**Work to be completed**
The response should be the records below, repeated exactly, with each picture left out.

(Dataset rows describing interfaces)
----------
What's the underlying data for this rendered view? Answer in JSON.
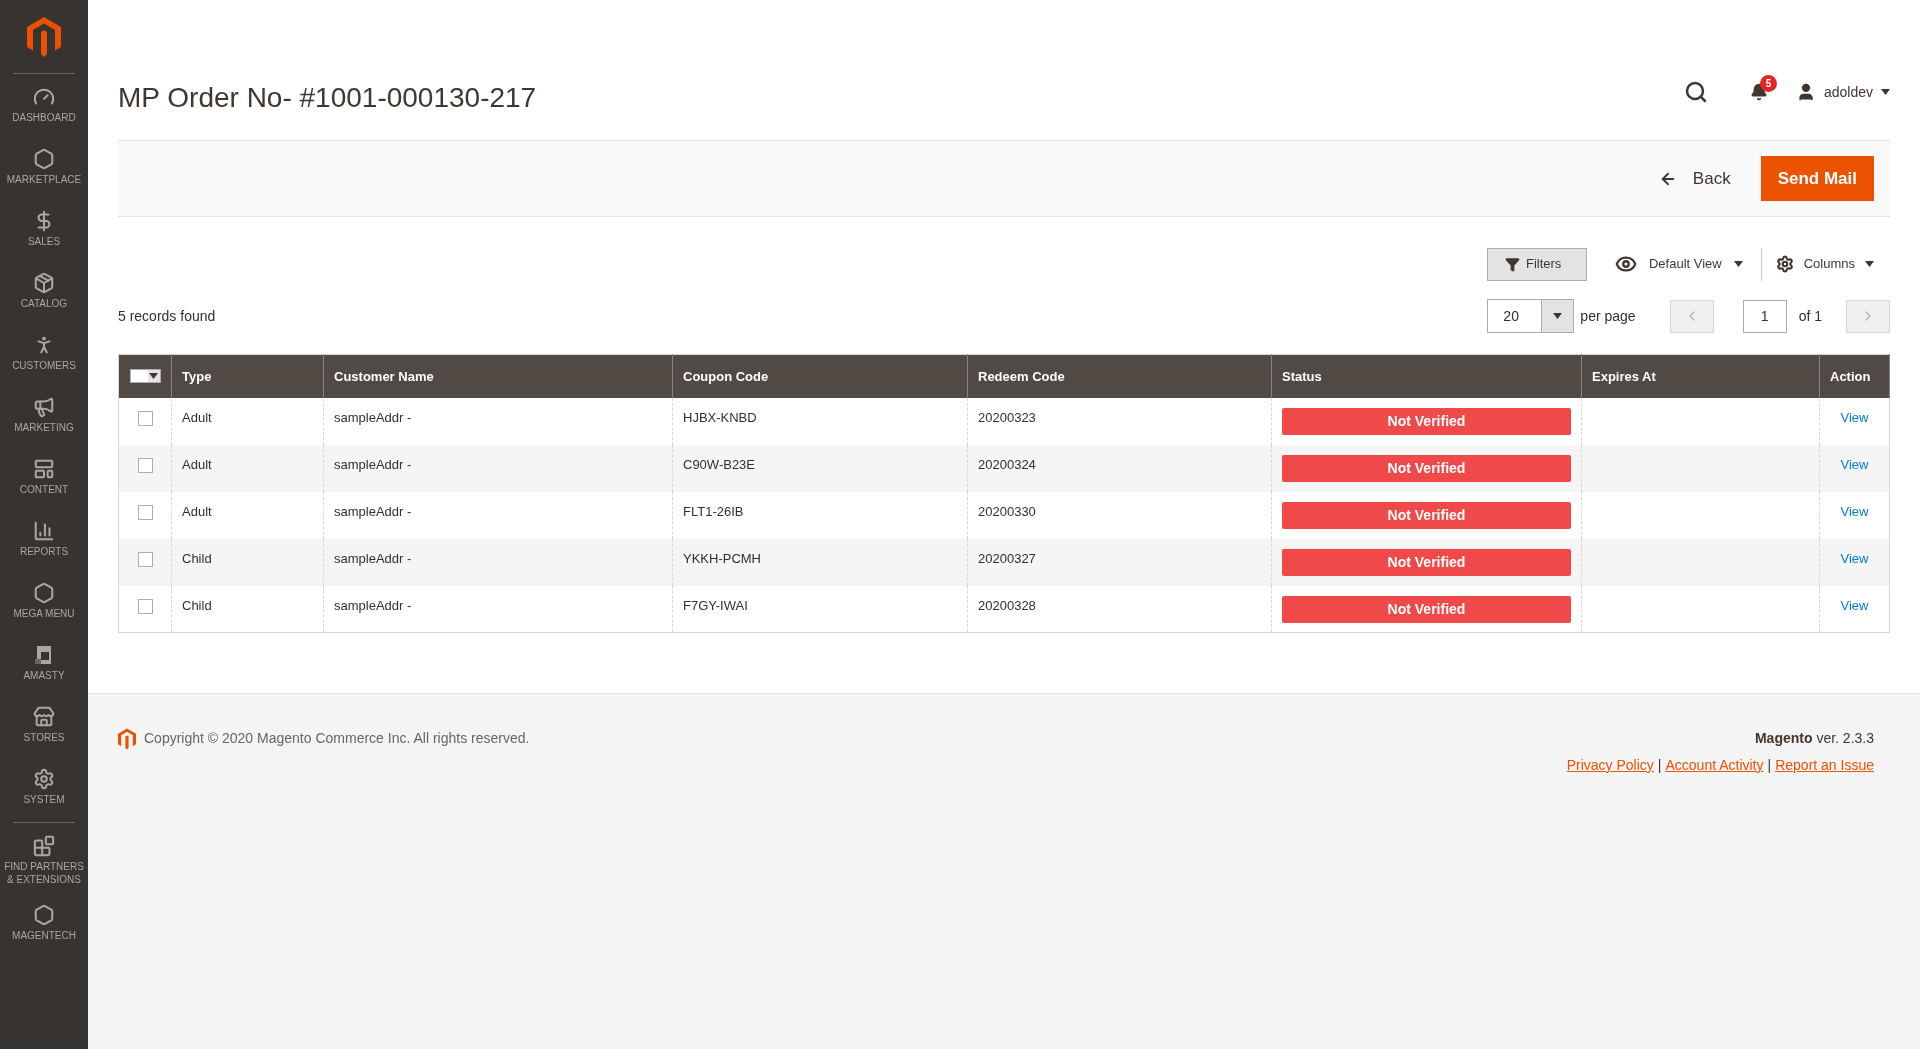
{
  "sidebar": {
    "items": [
      {
        "label": "DASHBOARD",
        "divider_before": false
      },
      {
        "label": "MARKETPLACE",
        "divider_before": false
      },
      {
        "label": "SALES",
        "divider_before": false
      },
      {
        "label": "CATALOG",
        "divider_before": false
      },
      {
        "label": "CUSTOMERS",
        "divider_before": false
      },
      {
        "label": "MARKETING",
        "divider_before": false
      },
      {
        "label": "CONTENT",
        "divider_before": false
      },
      {
        "label": "REPORTS",
        "divider_before": false
      },
      {
        "label": "MEGA MENU",
        "divider_before": false
      },
      {
        "label": "AMASTY",
        "divider_before": false
      },
      {
        "label": "STORES",
        "divider_before": false
      },
      {
        "label": "SYSTEM",
        "divider_before": false
      },
      {
        "label": "FIND PARTNERS & EXTENSIONS",
        "divider_before": true
      },
      {
        "label": "MAGENTECH",
        "divider_before": false
      }
    ]
  },
  "header": {
    "title": "MP Order No- #1001-000130-217",
    "notifications": "5",
    "user": "adoldev"
  },
  "actions": {
    "back": "Back",
    "send": "Send Mail"
  },
  "toolbar": {
    "filters": "Filters",
    "view": "Default View",
    "columns": "Columns",
    "records": "5 records found",
    "per_page_value": "20",
    "per_page_label": "per page",
    "page": "1",
    "of_pages": "of 1"
  },
  "table": {
    "columns": [
      "Type",
      "Customer Name",
      "Coupon Code",
      "Redeem Code",
      "Status",
      "Expires At",
      "Action"
    ],
    "rows": [
      {
        "checked": false,
        "type": "Adult",
        "customer": "sampleAddr -",
        "coupon": "HJBX-KNBD",
        "redeem": "20200323",
        "status": "Not Verified",
        "action": "View"
      },
      {
        "checked": false,
        "type": "Adult",
        "customer": "sampleAddr -",
        "coupon": "C90W-B23E",
        "redeem": "20200324",
        "status": "Not Verified",
        "action": "View"
      },
      {
        "checked": false,
        "type": "Adult",
        "customer": "sampleAddr -",
        "coupon": "FLT1-26IB",
        "redeem": "20200330",
        "status": "Not Verified",
        "action": "View"
      },
      {
        "checked": false,
        "type": "Child",
        "customer": "sampleAddr -",
        "coupon": "YKKH-PCMH",
        "redeem": "20200327",
        "status": "Not Verified",
        "action": "View"
      },
      {
        "checked": false,
        "type": "Child",
        "customer": "sampleAddr -",
        "coupon": "F7GY-IWAI",
        "redeem": "20200328",
        "status": "Not Verified",
        "action": "View"
      }
    ]
  },
  "footer": {
    "copyright": "Copyright © 2020 Magento Commerce Inc. All rights reserved.",
    "version": "**Magento** ver. 2.3.3",
    "links": [
      "Privacy Policy",
      "Account Activity",
      "Report an Issue"
    ],
    "separators": [
      "|",
      "|"
    ]
  }
}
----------
**Solution to this task**
What's the underlying data for this rendered view? Answer in JSON.
{
  "sidebar": {
    "items": [
      {
        "label": "DASHBOARD",
        "divider_before": false
      },
      {
        "label": "MARKETPLACE",
        "divider_before": false
      },
      {
        "label": "SALES",
        "divider_before": false
      },
      {
        "label": "CATALOG",
        "divider_before": false
      },
      {
        "label": "CUSTOMERS",
        "divider_before": false
      },
      {
        "label": "MARKETING",
        "divider_before": false
      },
      {
        "label": "CONTENT",
        "divider_before": false
      },
      {
        "label": "REPORTS",
        "divider_before": false
      },
      {
        "label": "MEGA MENU",
        "divider_before": false
      },
      {
        "label": "AMASTY",
        "divider_before": false
      },
      {
        "label": "STORES",
        "divider_before": false
      },
      {
        "label": "SYSTEM",
        "divider_before": false
      },
      {
        "label": "FIND PARTNERS & EXTENSIONS",
        "divider_before": true
      },
      {
        "label": "MAGENTECH",
        "divider_before": false
      }
    ]
  },
  "header": {
    "title": "MP Order No- #1001-000130-217",
    "notifications": "5",
    "user": "adoldev"
  },
  "actions": {
    "back": "Back",
    "send": "Send Mail"
  },
  "toolbar": {
    "filters": "Filters",
    "view": "Default View",
    "columns": "Columns",
    "records": "5 records found",
    "per_page_value": "20",
    "per_page_label": "per page",
    "page": "1",
    "of_pages": "of 1"
  },
  "table": {
    "columns": [
      "Type",
      "Customer Name",
      "Coupon Code",
      "Redeem Code",
      "Status",
      "Expires At",
      "Action"
    ],
    "rows": [
      {
        "checked": false,
        "type": "Adult",
        "customer": "sampleAddr -",
        "coupon": "HJBX-KNBD",
        "redeem": "20200323",
        "status": "Not Verified",
        "action": "View"
      },
      {
        "checked": false,
        "type": "Adult",
        "customer": "sampleAddr -",
        "coupon": "C90W-B23E",
        "redeem": "20200324",
        "status": "Not Verified",
        "action": "View"
      },
      {
        "checked": false,
        "type": "Adult",
        "customer": "sampleAddr -",
        "coupon": "FLT1-26IB",
        "redeem": "20200330",
        "status": "Not Verified",
        "action": "View"
      },
      {
        "checked": false,
        "type": "Child",
        "customer": "sampleAddr -",
        "coupon": "YKKH-PCMH",
        "redeem": "20200327",
        "status": "Not Verified",
        "action": "View"
      },
      {
        "checked": false,
        "type": "Child",
        "customer": "sampleAddr -",
        "coupon": "F7GY-IWAI",
        "redeem": "20200328",
        "status": "Not Verified",
        "action": "View"
      }
    ]
  },
  "footer": {
    "copyright": "Copyright © 2020 Magento Commerce Inc. All rights reserved.",
    "version": "**Magento** ver. 2.3.3",
    "links": [
      "Privacy Policy",
      "Account Activity",
      "Report an Issue"
    ],
    "separators": [
      "|",
      "|"
    ]
  }
}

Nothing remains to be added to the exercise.